It hardly needs to be said that economic times are tough right now. Human services funding has been cut in virtually every service area of Federal Way (not to mention the huge cuts imposed by King County).
Meanwhile, Federal Ways chief of police has said that her department knows of 15 encampments of homeless people within the boundaries of our city. When you consider how many heavily wooded areas the city contains, one must assume this count is incomplete. Now, camping out in the dry months of summer may not be entirely unpleasant. But when the rains come incessantly down and the days and nights are cold, how must it feel to be wet for weeks on end, even your bedding soaked because it lies flat on the ground? To get food, to go to the bathroom to do anything except to sit, hunkered down, in your makeshift blue-tarp shelter you have no choice but to go outside and get soaked again. And we arent talking only of derelict men here; there are families in these camps, as well.
They are there, and no resources are found for them because they have no power, and are for the most part disenfranchised. (You must have an address in order to be a registered voter.) Someone must speak up for them. Somehow the conscience of the majority of us who have all the things these least ones lack must be touched in their behalf. Somehow, their needs must come to be a priority for our city administration.
There are so many things we, as a city, would like to have to enhance our image to the world around us, to make the needed tasks of adminstration easier and more pleasant. Indeed, a new city hall and other oft-mentioned amenities would be lovely enhancements. But not now. This is a time an economic climate in which the only reasonable response is to dig in and make do.

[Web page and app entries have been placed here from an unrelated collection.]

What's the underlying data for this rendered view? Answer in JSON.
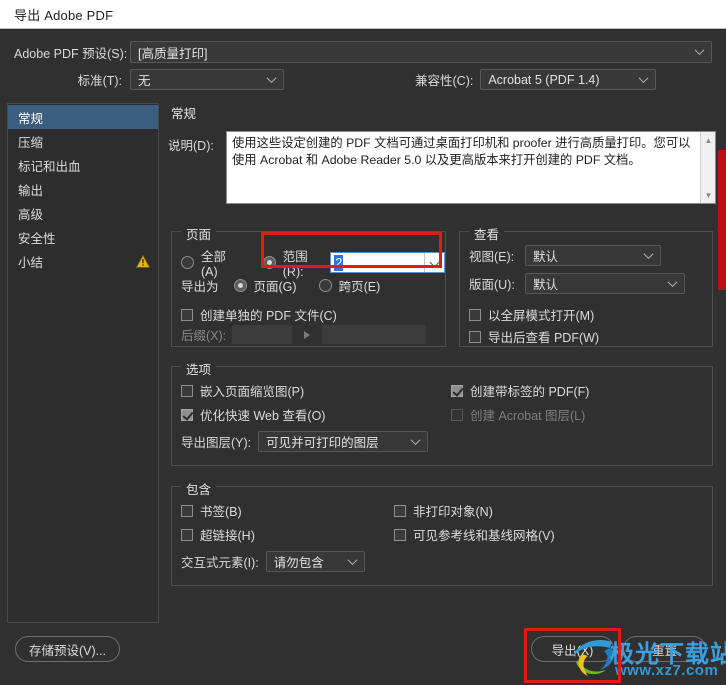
{
  "window": {
    "title": "导出 Adobe PDF"
  },
  "top": {
    "preset_label": "Adobe PDF 预设(S):",
    "preset_value": "[高质量打印]",
    "standard_label": "标准(T):",
    "standard_value": "无",
    "compat_label": "兼容性(C):",
    "compat_value": "Acrobat 5 (PDF 1.4)"
  },
  "sidebar": {
    "items": [
      {
        "label": "常规",
        "selected": true,
        "warning": false
      },
      {
        "label": "压缩",
        "selected": false,
        "warning": false
      },
      {
        "label": "标记和出血",
        "selected": false,
        "warning": false
      },
      {
        "label": "输出",
        "selected": false,
        "warning": false
      },
      {
        "label": "高级",
        "selected": false,
        "warning": false
      },
      {
        "label": "安全性",
        "selected": false,
        "warning": false
      },
      {
        "label": "小结",
        "selected": false,
        "warning": true
      }
    ]
  },
  "pane": {
    "title": "常规",
    "description_label": "说明(D):",
    "description_text": "使用这些设定创建的 PDF 文档可通过桌面打印机和 proofer 进行高质量打印。您可以使用 Acrobat 和 Adobe Reader 5.0 以及更高版本来打开创建的 PDF 文档。"
  },
  "pages_group": {
    "title": "页面",
    "all_label": "全部(A)",
    "range_label": "范围(R):",
    "range_value": "2",
    "export_as_label": "导出为",
    "export_pages_label": "页面(G)",
    "export_spreads_label": "跨页(E)",
    "create_separate_label": "创建单独的 PDF 文件(C)",
    "suffix_label": "后缀(X):",
    "suffix_value": "",
    "suffix_value2": ""
  },
  "view_group": {
    "title": "查看",
    "view_label": "视图(E):",
    "view_value": "默认",
    "layout_label": "版面(U):",
    "layout_value": "默认",
    "fullscreen_label": "以全屏模式打开(M)",
    "view_after_label": "导出后查看 PDF(W)"
  },
  "options_group": {
    "title": "选项",
    "embed_thumbs_label": "嵌入页面缩览图(P)",
    "optimize_web_label": "优化快速 Web 查看(O)",
    "create_tagged_label": "创建带标签的 PDF(F)",
    "create_acrobat_layers_label": "创建 Acrobat 图层(L)",
    "export_layers_label": "导出图层(Y):",
    "export_layers_value": "可见并可打印的图层"
  },
  "include_group": {
    "title": "包含",
    "bookmarks_label": "书签(B)",
    "hyperlinks_label": "超链接(H)",
    "nonprinting_label": "非打印对象(N)",
    "guides_label": "可见参考线和基线网格(V)",
    "interactive_label": "交互式元素(I):",
    "interactive_value": "请勿包含"
  },
  "footer": {
    "save_preset_label": "存储预设(V)...",
    "export_label": "导出(X)",
    "reset_label": "重置"
  },
  "watermark": {
    "brand": "极光下载站",
    "url": "www.xz7.com"
  },
  "colors": {
    "dialog_bg": "#303030",
    "titlebar_bg": "#ffffff",
    "sidebar_selected": "#3b5d80",
    "annotation_red": "#e01b16",
    "accent_blue": "#2a7ad4",
    "warning_amber": "#e8b10e"
  }
}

Because I for one do not wish to hear anything more about immediate plans for a new city hall until the basic human needs of these fellow residents of our city, who have no words to speak for themselves, are being met.
Phyllis A. Dirks